An open letter to the history teachers in our schools:

During the recent unpleasantness a lot of public attention has been brought to both the terms “historic” and “preservation.”

In this, one recurring statement has been “that is not historic.”

In our local Historic Preservation Commission and Historic Review Board something is historic if it is part of the story of our community’s past.

Here in Saugerties we have over 200 years of documentation centered on the built environment; that is to say, our houses, mills and our transportation systems on both the water and the land. These documents are in the form of maps and surveys and artworks and, beginning as early as the 1850s, photographs. There are records, diaries and newspaper stories that are equally as old. This documentation is so thorough that we often know who lived where and what their times were like where they lived and worked.

There is somehow a common understanding that history is about people, not artifacts. That is probably because this is the way history is taught in school. School tells us that history is about important people, not the house they lived in.

In local history the people we regard as important are those that we find in our own documentation of our past. They are the people that built mills and roads and schools and churches and stores and public works, the remnants of which tell the story of their time and our community’s heritage. What they built is the way we remember them.

Many justify being unresponsive to preservation by the belief that this local history is insignificant. They believe our past is not up to the standards of what they were taught in school. Why, it’s not even history!

In many places that may be true. But not here.

Saugerties has a much more illustrious past when compared to most other communities and our reminders of those that made that history, and the times they lived in, are more than worthy of preservation.

There is not one person that knows our history that is not for preservation. Those that have this knowledge all hope that in the future they will not be so much in the minority. For now their indignation is the only thing that stands between those that don’t know history and Saugerties becoming just like any other insignificant place. It is their willingness to fight for the preservation of the fabric of our history that should be recognized as a community asset and learned from, not the forces in education, government and commerce that disregard our local history for the sake of expedience.

I have been trying to connect and communicate on the importance of instilling this knowledge into the makeup of our future citizens for the past half decade and there’s been no interest. Respect for our heritage must begin in our education system and I am calling on the schools to do their duty.

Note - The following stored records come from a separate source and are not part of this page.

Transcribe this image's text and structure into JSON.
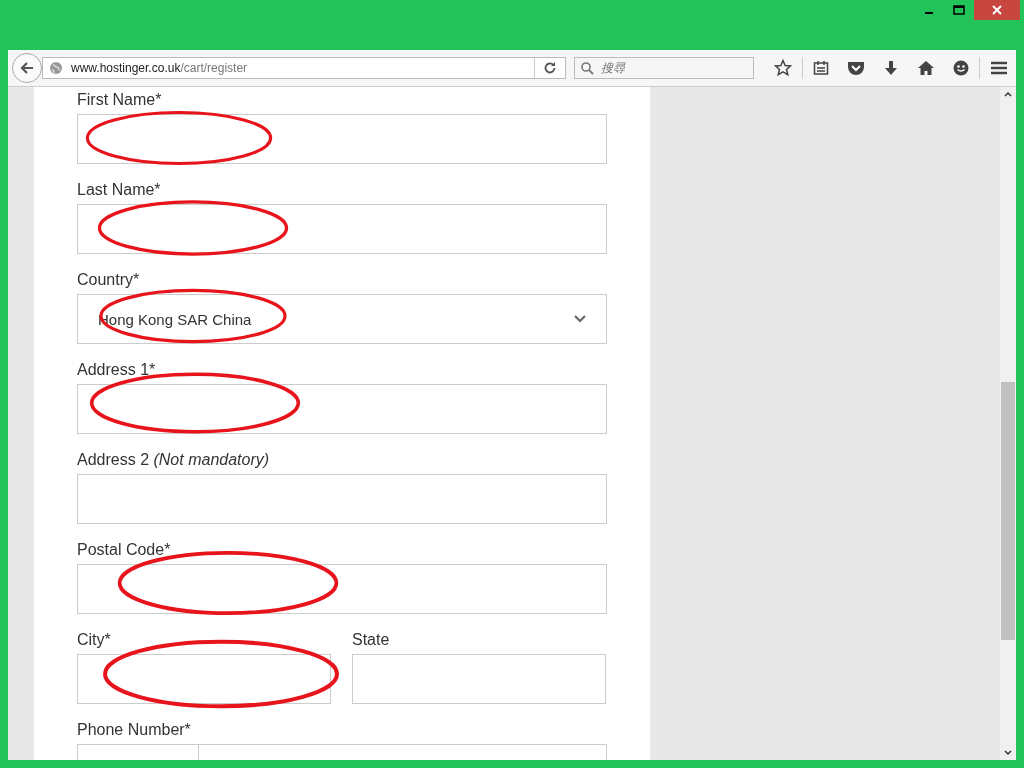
{
  "browser": {
    "url_host": "www.hostinger.co.uk",
    "url_path": "/cart/register",
    "search": {
      "placeholder": "搜尋"
    }
  },
  "form": {
    "fields": [
      {
        "kind": "text",
        "label": "First Name*",
        "annotated": true
      },
      {
        "kind": "text",
        "label": "Last Name*",
        "annotated": true
      },
      {
        "kind": "select",
        "label": "Country*",
        "value": "Hong Kong SAR China",
        "annotated": true
      },
      {
        "kind": "text",
        "label": "Address 1*",
        "annotated": true
      },
      {
        "kind": "text",
        "label": "Address 2 *(Not mandatory)*",
        "annotated": false
      },
      {
        "kind": "text",
        "label": "Postal Code*",
        "annotated": true
      },
      {
        "kind": "pair",
        "items": [
          {
            "label": "City*",
            "annotated": true
          },
          {
            "label": "State",
            "annotated": false
          }
        ]
      },
      {
        "kind": "phone",
        "label": "Phone Number*"
      }
    ]
  }
}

Michael Sullivan Smith


Town ignores noise complaints

I heard my neighbor’s band played their music within the decibel limits of the proposed noise ordinance. Do you really think they played their music at that level when they blasted their music for over a year? When they played not only Monday night but two to three times a week with their garage door open most of the time? All the neighbors, Ferine and myself are not too sensitive and I wouldn’t call it pettiness when the neighbors suffered for a year, listening to their extremely loud music. Where was the meter then?

The Town Board refuses to pass a noise law so the people of the town will have to suffer needlessly when a neighbor makes excessive noise and it will happen over and over again because it is completely legal to make as much noise as you want any time of the day or night.

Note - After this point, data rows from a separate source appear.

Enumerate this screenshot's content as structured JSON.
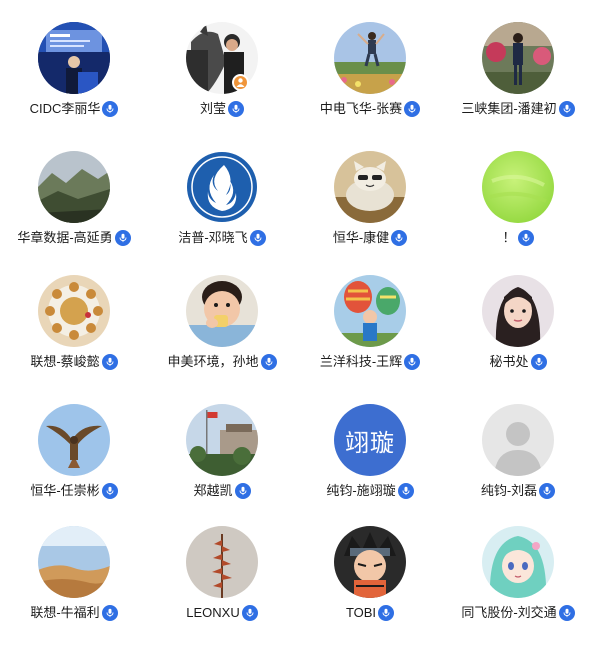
{
  "members": [
    {
      "name": "CIDC李丽华",
      "avatar_icon": "conference-stage-photo",
      "mic_icon": "microphone-icon"
    },
    {
      "name": "刘莹",
      "avatar_icon": "person-with-horse-photo",
      "mic_icon": "microphone-icon",
      "role_icon": "host-person-icon"
    },
    {
      "name": "中电飞华-张赛",
      "avatar_icon": "person-jumping-landscape-photo",
      "mic_icon": "microphone-icon"
    },
    {
      "name": "三峡集团-潘建初",
      "avatar_icon": "person-standing-garden-photo",
      "mic_icon": "microphone-icon"
    },
    {
      "name": "华章数据-高延勇",
      "avatar_icon": "mountain-valley-photo",
      "mic_icon": "microphone-icon"
    },
    {
      "name": "洁普-邓晓飞",
      "avatar_icon": "flame-logo",
      "mic_icon": "microphone-icon"
    },
    {
      "name": "恒华-康健",
      "avatar_icon": "cat-cartoon-photo",
      "mic_icon": "microphone-icon"
    },
    {
      "name": "！",
      "avatar_icon": "lime-green-gradient",
      "mic_icon": "microphone-icon"
    },
    {
      "name": "联想-蔡峻懿",
      "avatar_icon": "cake-ring-photo",
      "mic_icon": "microphone-icon"
    },
    {
      "name": "申美环境，孙地",
      "avatar_icon": "child-eating-photo",
      "mic_icon": "microphone-icon"
    },
    {
      "name": "兰洋科技-王辉",
      "avatar_icon": "child-hot-air-balloon-photo",
      "mic_icon": "microphone-icon"
    },
    {
      "name": "秘书处",
      "avatar_icon": "woman-portrait-photo",
      "mic_icon": "microphone-icon"
    },
    {
      "name": "恒华-任崇彬",
      "avatar_icon": "eagle-flying-photo",
      "mic_icon": "microphone-icon"
    },
    {
      "name": "郑越凯",
      "avatar_icon": "square-flagpole-photo",
      "mic_icon": "microphone-icon"
    },
    {
      "name": "纯钧-施翊璇",
      "avatar_icon": "text-avatar",
      "avatar_text": "翊璇",
      "mic_icon": "microphone-icon"
    },
    {
      "name": "纯钧-刘磊",
      "avatar_icon": "default-person-silhouette",
      "mic_icon": "microphone-icon"
    },
    {
      "name": "联想-牛福利",
      "avatar_icon": "desert-landscape-photo",
      "mic_icon": "microphone-icon"
    },
    {
      "name": "LEONXU",
      "avatar_icon": "plant-stalk-photo",
      "mic_icon": "microphone-icon"
    },
    {
      "name": "TOBI",
      "avatar_icon": "anime-ninja-photo",
      "mic_icon": "microphone-icon"
    },
    {
      "name": "同飞股份-刘交通",
      "avatar_icon": "anime-girl-photo",
      "mic_icon": "microphone-icon"
    }
  ],
  "colors": {
    "mic_badge": "#2f6fe4",
    "host_badge": "#f0953a",
    "text_avatar_bg": "#3d6ed0"
  }
}
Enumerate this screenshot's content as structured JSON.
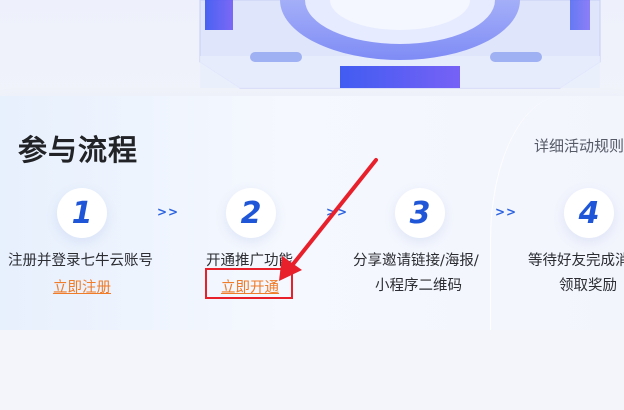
{
  "page": {
    "title": "参与流程",
    "rules_link": "详细活动规则"
  },
  "steps": [
    {
      "number": "1",
      "text": "注册并登录七牛云账号",
      "link": "立即注册"
    },
    {
      "number": "2",
      "text": "开通推广功能",
      "link": "立即开通"
    },
    {
      "number": "3",
      "text_line1": "分享邀请链接/海报/",
      "text_line2": "小程序二维码"
    },
    {
      "number": "4",
      "text_line1": "等待好友完成消费",
      "text_line2": "领取奖励"
    }
  ],
  "separator": ">>",
  "colors": {
    "accent": "#1f56d8",
    "link": "#f07b28",
    "annotation": "#e8202b"
  }
}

Board members change and in the future the town may have a noise ordinance like the village.

Arlene Canonico